Trinity’s Counseling Services has become busy much earlier than it usually does this time of year. The larger first-year class, and more widely accepted idea that mental health problems should be discussed openly, have led to this increase in clientele.
“It feels like we are busy earlier than we usually are, but business always peaks in the middle of the semester, more so in the fall than in the spring,” said Gary Neal, director of Counseling Services.
The staff attends to students of all needs, from homesickness or school-related stress to chronic mental illness.
Neal attributes the rising number of students to the disappearance of negative attitudes towards addressing mental health issues.
“I think it has a lot to do with declining stigma of mental health, not that it’s completely gone. Students and parents now perceive it as a service that’s here for them,” Neal said.
According to data collected by Counseling Services, the number of individual counseling clients seen annually increased by 57 percent in the 2015-2016 school year, and more clients have opened up about their medical history.
In order to keep up with the ever-increasing demand, Counseling Services hopes to bring in more staff. However, such a change wouldn’t occur until the 2017-2018 school year.
“We hope to be adding staff “” we need to add staff “” to meet the current demand. Otherwise, we’ll have to refer more and more students out, and we know that’s tough, whether it’s transportation, cost or insurance problems,” Neal said.
Although all Trinity students are required to have health insurance, Neal notes that some students are connected to their parents’ plans, which might dissuade a student from contacting a mental health service. Students must be willing to be open with their parents about seeking counseling.
The staff has rarely had a waiting list for clients and hopes to maintain that. However, it might be hard considering the increasing service rates.

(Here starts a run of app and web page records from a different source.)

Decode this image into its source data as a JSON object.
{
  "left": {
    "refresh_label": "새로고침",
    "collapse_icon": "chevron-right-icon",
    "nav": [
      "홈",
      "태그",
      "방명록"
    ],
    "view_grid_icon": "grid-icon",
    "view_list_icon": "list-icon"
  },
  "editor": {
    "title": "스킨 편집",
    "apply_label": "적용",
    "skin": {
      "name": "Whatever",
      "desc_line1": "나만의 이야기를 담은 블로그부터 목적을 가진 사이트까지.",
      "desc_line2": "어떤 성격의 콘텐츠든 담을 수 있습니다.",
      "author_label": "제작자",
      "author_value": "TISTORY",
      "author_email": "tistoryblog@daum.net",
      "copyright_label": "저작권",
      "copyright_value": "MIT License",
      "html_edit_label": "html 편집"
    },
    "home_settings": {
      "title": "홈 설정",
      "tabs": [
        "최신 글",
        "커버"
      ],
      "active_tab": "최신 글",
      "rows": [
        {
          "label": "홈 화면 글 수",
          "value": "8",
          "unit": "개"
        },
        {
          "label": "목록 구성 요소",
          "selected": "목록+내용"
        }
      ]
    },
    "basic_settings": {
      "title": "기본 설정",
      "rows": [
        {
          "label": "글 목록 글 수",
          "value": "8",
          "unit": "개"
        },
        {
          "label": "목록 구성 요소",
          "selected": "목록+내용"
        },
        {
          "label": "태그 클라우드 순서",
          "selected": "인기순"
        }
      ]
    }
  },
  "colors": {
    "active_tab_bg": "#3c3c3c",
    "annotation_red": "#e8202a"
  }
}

“Over my 30 years at Trinity, we’ve never had a waiting list. 40 to 50 percent of counseling centers end up with a waiting list at some point in the year. We work really hard to avoid it, but I wouldn’t be surprised if it happens in October,” Neal said.
In order to meet the demand, the staff is looking at hiring a practicum student from a local graduate program who would be here ten to 15 hours a week and would be able to minimize the load. However, the hiring process cannot happen until the spring semester.
“I’m aware that some small private schools similar to us have higher utilization rates than we do, but this is not unique to Trinity; this is happening across the country,” Neal said.
According to the Center for Collegiate Mental Health, institutional enrollment in counseling services increased 5.6 percent nationally in the past five years.
An initial consultation with Counseling Services can be made through an appointment or during walk-in hours, Monday through Friday between 3 p.m. and 4:30 p.m. Counseling Services is located in Halsell Center, Suite 201.